TAB's football World Cup option at long odds
Punters and New Zealand Football could be set for a financial windfall at the World Cup.
The TAB, which was operated by the New Zealand Racing Board (NZRB), was offering $5 million to anyone who could pick the outcome of every game at the football World Cup.
The promotion, called 1 Shot at $5 million, was launched yesterday morning, and by 5pm 1500 people had signed up to play.
It was free to enter and required a person to correctly select the outcome of all 64 games at the tournament.
The top five most accurate selections would win $1000 each.
Stuff asked Auckland University of Technology mathematical science lecturer Robin Hankin to devise a statistical analysis to predict the chances of winning the big prize.

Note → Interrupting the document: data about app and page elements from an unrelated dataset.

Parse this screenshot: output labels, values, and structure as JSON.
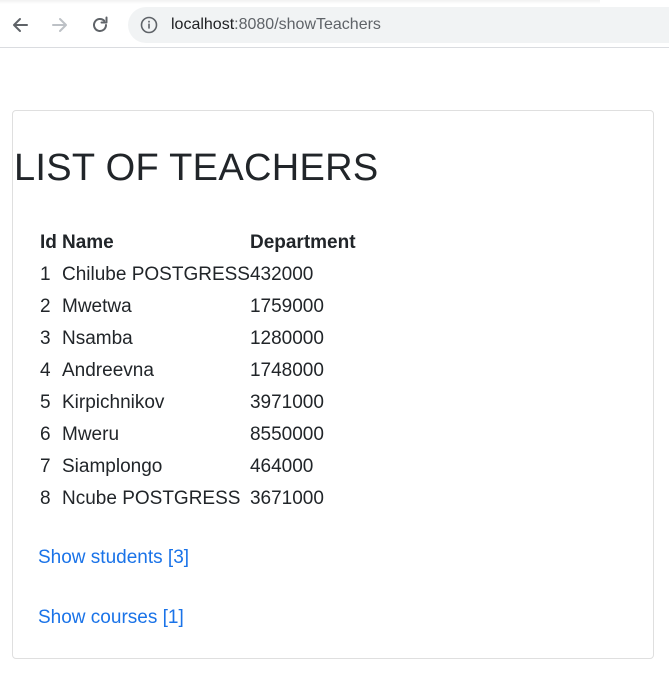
{
  "browser": {
    "url_host": "localhost",
    "url_rest": ":8080/showTeachers"
  },
  "page": {
    "title": "LIST OF TEACHERS"
  },
  "table": {
    "headers": {
      "id": "Id",
      "name": "Name",
      "department": "Department"
    },
    "rows": [
      {
        "id": "1",
        "name": "Chilube POSTGRESS",
        "department": "432000"
      },
      {
        "id": "2",
        "name": "Mwetwa",
        "department": "1759000"
      },
      {
        "id": "3",
        "name": "Nsamba",
        "department": "1280000"
      },
      {
        "id": "4",
        "name": "Andreevna",
        "department": "1748000"
      },
      {
        "id": "5",
        "name": "Kirpichnikov",
        "department": "3971000"
      },
      {
        "id": "6",
        "name": "Mweru",
        "department": "8550000"
      },
      {
        "id": "7",
        "name": "Siamplongo",
        "department": "464000"
      },
      {
        "id": "8",
        "name": "Ncube POSTGRESS",
        "department": "3671000"
      }
    ]
  },
  "links": {
    "students": "Show students [3]",
    "courses": "Show courses [1]"
  },
  "colors": {
    "link": "#1a73e8",
    "text": "#212529",
    "omnibox": "#f1f3f4"
  },
  "icons": {
    "back": "arrow-left-icon",
    "forward": "arrow-right-icon",
    "reload": "reload-icon",
    "info": "info-icon"
  }
}
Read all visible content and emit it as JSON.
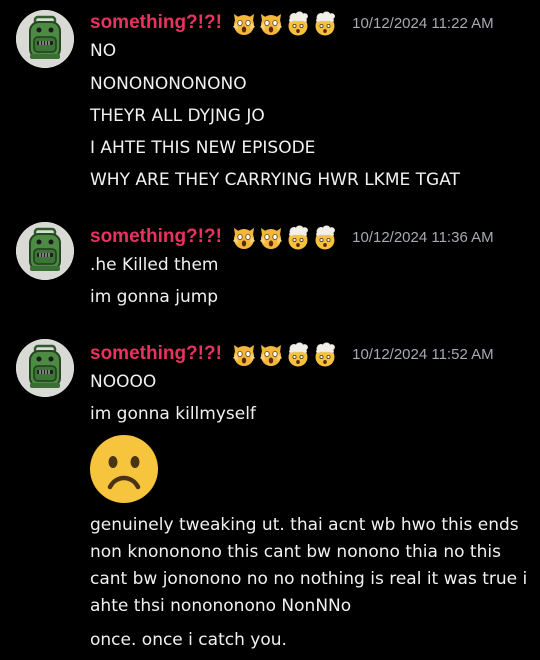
{
  "messages": [
    {
      "username": "something?!?!",
      "timestamp": "10/12/2024 11:22 AM",
      "lines": [
        "NO",
        "NONONONONONO",
        "THEYR ALL DYJNG JO",
        "I AHTE THIS NEW EPISODE",
        "WHY ARE THEY CARRYING HWR LKME TGAT"
      ]
    },
    {
      "username": "something?!?!",
      "timestamp": "10/12/2024 11:36 AM",
      "lines": [
        ".he Killed them",
        "im gonna jump"
      ]
    },
    {
      "username": "something?!?!",
      "timestamp": "10/12/2024 11:52 AM",
      "lines": [
        "NOOOO",
        "im gonna killmyself",
        "genuinely tweaking ut. thai acnt wb hwo this ends non knononono this cant bw nonono thia no this cant bw jononono no no nothing is real it was true i ahte thsi nonononono NonNNo",
        "once. once i catch you."
      ]
    }
  ],
  "icons": {
    "avatar": "green-backpack-avatar",
    "name_emojis": [
      "scream-cat-emoji",
      "scream-cat-emoji",
      "exploding-head-emoji",
      "exploding-head-emoji"
    ],
    "reaction": "frowning-face-emoji"
  },
  "colors": {
    "background": "#000000",
    "username": "#e8335f",
    "timestamp": "#a7a9b1",
    "text": "#f1f1f3",
    "avatar_green": "#3f7a3a"
  }
}
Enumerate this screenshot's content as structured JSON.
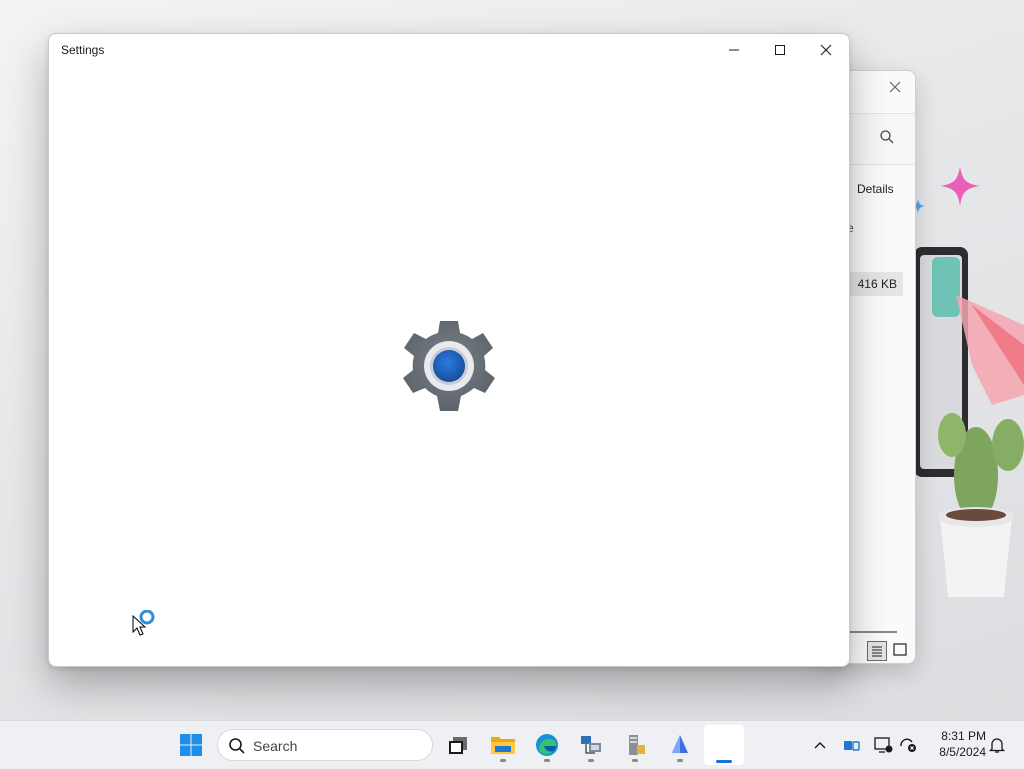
{
  "settings_window": {
    "title": "Settings",
    "icons": {
      "minimize": "minimize-icon",
      "maximize": "maximize-icon",
      "close": "close-icon",
      "splash": "settings-gear-icon"
    },
    "colors": {
      "gear": "#6b7178",
      "accent": "#1e5fb4"
    }
  },
  "background_window": {
    "details_label": "Details",
    "partial_text": "e",
    "file_size": "416 KB",
    "icons": {
      "close": "close-icon",
      "search": "search-icon",
      "details_view": "details-view-icon",
      "tiles_view": "large-icons-view-icon"
    }
  },
  "taskbar": {
    "search_placeholder": "Search",
    "apps": [
      {
        "name": "start-button",
        "icon": "windows-logo-icon"
      },
      {
        "name": "task-view-button",
        "icon": "task-view-icon"
      },
      {
        "name": "file-explorer-button",
        "icon": "folder-icon"
      },
      {
        "name": "edge-button",
        "icon": "edge-icon"
      },
      {
        "name": "network-app-button",
        "icon": "network-computer-icon"
      },
      {
        "name": "server-app-button",
        "icon": "server-icon"
      },
      {
        "name": "sail-app-button",
        "icon": "sail-icon"
      },
      {
        "name": "settings-taskbar-button",
        "icon": "settings-icon",
        "active": true
      }
    ],
    "tray": {
      "icons": [
        "chevron-up-icon",
        "bluetooth-devices-icon",
        "network-monitor-icon",
        "sync-error-icon",
        "notification-icon"
      ]
    },
    "clock": {
      "time": "8:31 PM",
      "date": "8/5/2024"
    }
  }
}
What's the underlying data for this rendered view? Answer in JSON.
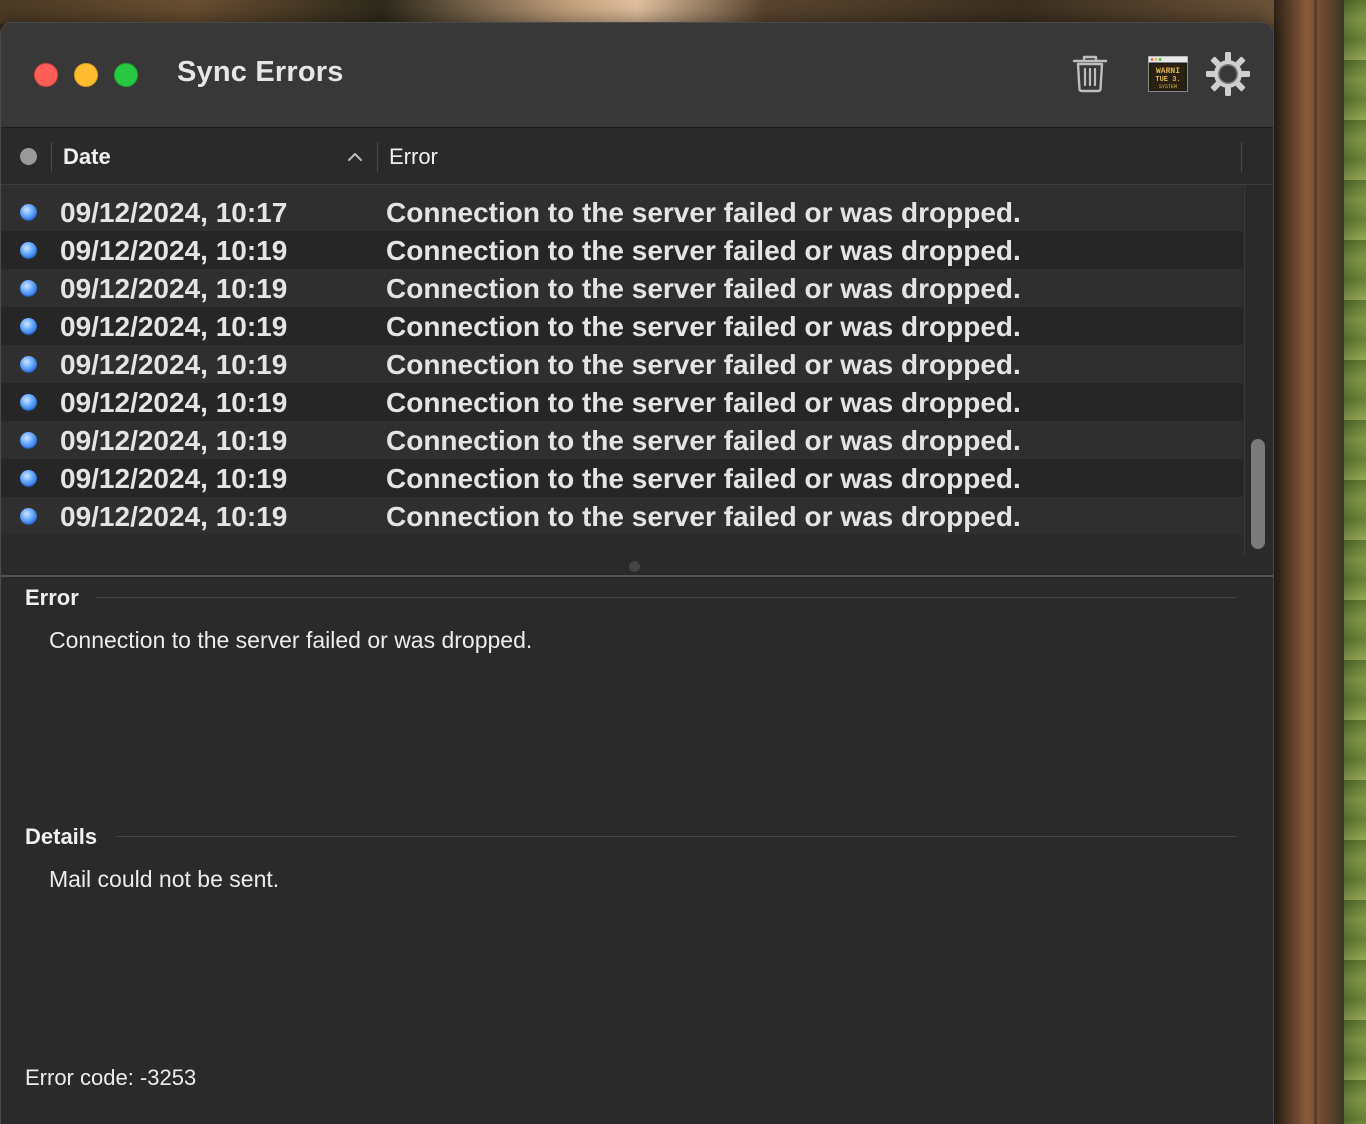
{
  "window": {
    "title": "Sync Errors"
  },
  "toolbar": {
    "trash_icon": "trash-icon",
    "console_icon": "console-icon",
    "console_icon_text": "WARNING TUE 3 SYSTEM",
    "settings_icon": "gear-icon"
  },
  "table": {
    "columns": {
      "date": "Date",
      "error": "Error"
    },
    "sort": "ascending",
    "rows": [
      {
        "date": "09/12/2024, 10:17",
        "error": "Connection to the server failed or was dropped."
      },
      {
        "date": "09/12/2024, 10:19",
        "error": "Connection to the server failed or was dropped."
      },
      {
        "date": "09/12/2024, 10:19",
        "error": "Connection to the server failed or was dropped."
      },
      {
        "date": "09/12/2024, 10:19",
        "error": "Connection to the server failed or was dropped."
      },
      {
        "date": "09/12/2024, 10:19",
        "error": "Connection to the server failed or was dropped."
      },
      {
        "date": "09/12/2024, 10:19",
        "error": "Connection to the server failed or was dropped."
      },
      {
        "date": "09/12/2024, 10:19",
        "error": "Connection to the server failed or was dropped."
      },
      {
        "date": "09/12/2024, 10:19",
        "error": "Connection to the server failed or was dropped."
      },
      {
        "date": "09/12/2024, 10:19",
        "error": "Connection to the server failed or was dropped."
      }
    ]
  },
  "detail": {
    "error_heading": "Error",
    "error_text": "Connection to the server failed or was dropped.",
    "details_heading": "Details",
    "details_text": "Mail could not be sent.",
    "error_code": "Error code: -3253"
  },
  "colors": {
    "window_bg": "#2a2a2a",
    "titlebar_bg": "#383838",
    "close": "#fe5f57",
    "minimize": "#febc2e",
    "maximize": "#28c840",
    "row_dot": "#2a6fe0"
  }
}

He said people would bring their own expert knowledge and analysis to it, but if you picked all the favourites to win - using the probability that 70 per cent of them would win - you would have a one in 8.2 billion chance of winning.
"To put this in context, you are 216 times more likely to win Lotto, including Powerball, than to get this right," he said.
"But of course it's much easier to form an opinion about the winner of a football match than the number on a ball, and football is much more fun to watch than a Lotto draw."
A series of random selections gave a person even less chance of a correct prediction, he said.
TAB bookie Mark Stafford said the task was difficult, but that was why $5m was on the line.
"We acknowledge that it's hard, but I still think it's doable," he said.
"Three-quarters of the 48 round-robin games, I found, were fairly straightforward to pick, and after that you would need a bit of luck."
The favourites for the tournament include defending champions Spain, hosts Brazil and perennial powerhouses Argentina, France, Germany and Italy.
Some of the dark horses include up-and-coming Belgium, Uruguay and Colombia.
One organisation that could expect a financial win from the World Cup is New Zealand Football (NZF), despite the All Whites not qualifying for the tournament.
The NZRB gives a percentage of its revenue back to the sport being bet on.
At the 2010 World Cup, which the All Whites competed at, NZF received more than $500,000 from the TAB for its cut of the $26m gambled on the tournament.
For a sporting organisation with average yearly revenue of about $10m, a funding boost of that size would be significant.
NZRB chief executive Chris Bayliss said the amount gambled on this World Cup was expected to be even higher than four years ago, meaning more money for NZF.
"This World Cup will be played more in our time zone, rather than the middle of the night, so we expect more interest," he said.
"Last time, of the $26m we took on the tournament, only $2m of that was on the All Whites."
NZF chief executive Andy Martin said that money would help to boost the game in New Zealand.
"The contribution of the TAB makes a major difference to the development of our game at grassroots level, starting with our future All Whites and prospective Football Ferns," he said.
The opening match of the World Cup between Brazil and Croatia is on June 13, and people have until midnight on June 12 to get their picks in for the $5m competition.